If this was an issue about having to return a phone call, reading an article or handling administrative work, there would be no question, “Suck it up and listen.” However, the first question you need to ask yourself is, “Did I really listen to the question the first time?” If the answer is, “Yes, I listened,” then you have to realize that this patient is simply “wired” to communicate in this fashion and in the future, you should schedule this patient during a less busy time in your practice. This will allow you to meet this patient’s needs while not backing up your office for a non-urgent scenario. If the answer is, “No,” that is what mandated that the patient had to ask the same question repeatedly. As a note, should a patient a patient demand an unusually long amount of time, you should inform the patient that you will call him/her later and spend as much time as he/she needs as you have to get to the next patient. This tactic should not be used often and only for those very few who repeatedly demand too much time during patient hours.
The real issue, however, is that of listening and ensuring you are both answering the patient’s questions and meeting his/her needs on both a physical and emotional level. I am not suggesting you cross the line and become the patient’s mental health practitioner. However, your level of communication gives patients a “peace of mind” and will help them to feel better about both themselves and you as their doctor.
I, on the other hand, know better and have to get “my head out of my ass” and start paying closer attention to every word you are sharing with me. The first thing I suggest you do when talking on the phone with me is to confront me and tell me to stop thinking about what I was just doing. Remember, you’re speaking to the least bashful person in the world and you need to meet that “tone” and don’t worry about being polite! It’s just me and I can take it.

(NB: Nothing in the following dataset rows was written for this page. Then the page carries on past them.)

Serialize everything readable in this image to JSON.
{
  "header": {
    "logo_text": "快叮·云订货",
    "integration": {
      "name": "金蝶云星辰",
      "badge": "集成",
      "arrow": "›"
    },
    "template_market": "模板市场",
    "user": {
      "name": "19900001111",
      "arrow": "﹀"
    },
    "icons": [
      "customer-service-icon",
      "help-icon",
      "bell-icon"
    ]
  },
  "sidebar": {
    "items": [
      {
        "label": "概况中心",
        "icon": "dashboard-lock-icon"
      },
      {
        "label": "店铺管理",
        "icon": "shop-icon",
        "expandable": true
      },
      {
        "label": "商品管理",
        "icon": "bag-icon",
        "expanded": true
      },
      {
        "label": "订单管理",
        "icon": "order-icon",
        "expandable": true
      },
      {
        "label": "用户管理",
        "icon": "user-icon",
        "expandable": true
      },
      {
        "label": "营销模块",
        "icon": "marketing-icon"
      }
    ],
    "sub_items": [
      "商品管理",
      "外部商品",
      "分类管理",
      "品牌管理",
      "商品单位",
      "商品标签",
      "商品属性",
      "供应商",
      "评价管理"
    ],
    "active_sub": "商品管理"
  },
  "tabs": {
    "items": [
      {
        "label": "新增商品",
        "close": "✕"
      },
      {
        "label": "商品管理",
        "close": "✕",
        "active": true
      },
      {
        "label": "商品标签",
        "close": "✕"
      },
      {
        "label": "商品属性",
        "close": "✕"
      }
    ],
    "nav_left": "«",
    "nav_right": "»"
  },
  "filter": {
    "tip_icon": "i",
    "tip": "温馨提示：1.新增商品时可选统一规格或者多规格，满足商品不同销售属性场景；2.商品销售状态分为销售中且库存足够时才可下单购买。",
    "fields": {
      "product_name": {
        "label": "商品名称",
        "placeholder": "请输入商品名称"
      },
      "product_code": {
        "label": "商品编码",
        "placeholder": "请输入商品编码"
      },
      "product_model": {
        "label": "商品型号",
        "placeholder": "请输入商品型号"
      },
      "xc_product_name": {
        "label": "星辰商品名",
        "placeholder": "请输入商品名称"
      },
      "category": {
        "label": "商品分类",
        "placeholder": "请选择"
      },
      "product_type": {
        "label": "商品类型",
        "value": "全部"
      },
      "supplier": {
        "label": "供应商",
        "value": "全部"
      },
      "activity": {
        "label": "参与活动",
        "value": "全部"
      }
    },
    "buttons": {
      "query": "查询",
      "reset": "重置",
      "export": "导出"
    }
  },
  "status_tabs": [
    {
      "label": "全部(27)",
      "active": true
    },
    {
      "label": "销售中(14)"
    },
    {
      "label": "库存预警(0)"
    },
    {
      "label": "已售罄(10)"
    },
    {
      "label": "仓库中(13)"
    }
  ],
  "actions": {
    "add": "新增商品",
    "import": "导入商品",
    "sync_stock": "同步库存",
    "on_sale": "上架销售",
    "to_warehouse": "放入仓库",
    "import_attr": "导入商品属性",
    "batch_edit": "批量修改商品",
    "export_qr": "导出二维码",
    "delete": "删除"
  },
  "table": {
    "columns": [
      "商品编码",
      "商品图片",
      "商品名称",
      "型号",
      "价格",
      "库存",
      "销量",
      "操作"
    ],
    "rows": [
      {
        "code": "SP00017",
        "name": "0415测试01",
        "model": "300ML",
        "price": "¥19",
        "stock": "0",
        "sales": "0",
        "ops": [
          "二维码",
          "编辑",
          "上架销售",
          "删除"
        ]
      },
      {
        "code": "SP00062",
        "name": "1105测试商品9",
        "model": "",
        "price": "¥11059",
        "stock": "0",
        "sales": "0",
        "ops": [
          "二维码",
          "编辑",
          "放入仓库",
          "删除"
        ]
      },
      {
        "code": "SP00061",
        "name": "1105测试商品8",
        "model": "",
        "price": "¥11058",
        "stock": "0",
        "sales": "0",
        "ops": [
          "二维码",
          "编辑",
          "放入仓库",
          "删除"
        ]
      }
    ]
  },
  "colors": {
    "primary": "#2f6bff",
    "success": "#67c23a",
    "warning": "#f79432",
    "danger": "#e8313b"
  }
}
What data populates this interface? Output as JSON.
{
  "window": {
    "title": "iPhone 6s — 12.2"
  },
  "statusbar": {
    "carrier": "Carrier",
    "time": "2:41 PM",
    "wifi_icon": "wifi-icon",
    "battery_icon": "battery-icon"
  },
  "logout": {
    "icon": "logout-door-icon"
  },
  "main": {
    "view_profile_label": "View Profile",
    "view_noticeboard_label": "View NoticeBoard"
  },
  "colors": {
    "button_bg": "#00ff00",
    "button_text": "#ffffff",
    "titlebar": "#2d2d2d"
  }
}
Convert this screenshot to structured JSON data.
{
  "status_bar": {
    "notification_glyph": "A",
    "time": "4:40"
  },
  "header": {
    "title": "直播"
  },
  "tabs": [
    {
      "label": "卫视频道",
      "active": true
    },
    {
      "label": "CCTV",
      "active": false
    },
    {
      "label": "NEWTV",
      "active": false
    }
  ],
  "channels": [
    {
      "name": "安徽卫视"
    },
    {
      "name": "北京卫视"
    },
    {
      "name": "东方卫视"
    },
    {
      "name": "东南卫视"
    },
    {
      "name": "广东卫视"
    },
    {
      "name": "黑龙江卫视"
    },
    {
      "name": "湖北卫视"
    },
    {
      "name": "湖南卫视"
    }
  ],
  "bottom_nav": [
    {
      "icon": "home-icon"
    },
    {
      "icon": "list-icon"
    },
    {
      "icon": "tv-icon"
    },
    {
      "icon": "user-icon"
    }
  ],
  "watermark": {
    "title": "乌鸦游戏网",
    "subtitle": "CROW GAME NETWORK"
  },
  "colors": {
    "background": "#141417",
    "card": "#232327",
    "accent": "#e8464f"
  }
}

We all need to take a bite out of Apple’s customer service playbook and be as empathetic and supportive as those 20 something-year-old Apple employees are and have fun with supporting the needs of your patients. Success comes with a set of rules and this is one rule we all must follow to achieve our goals.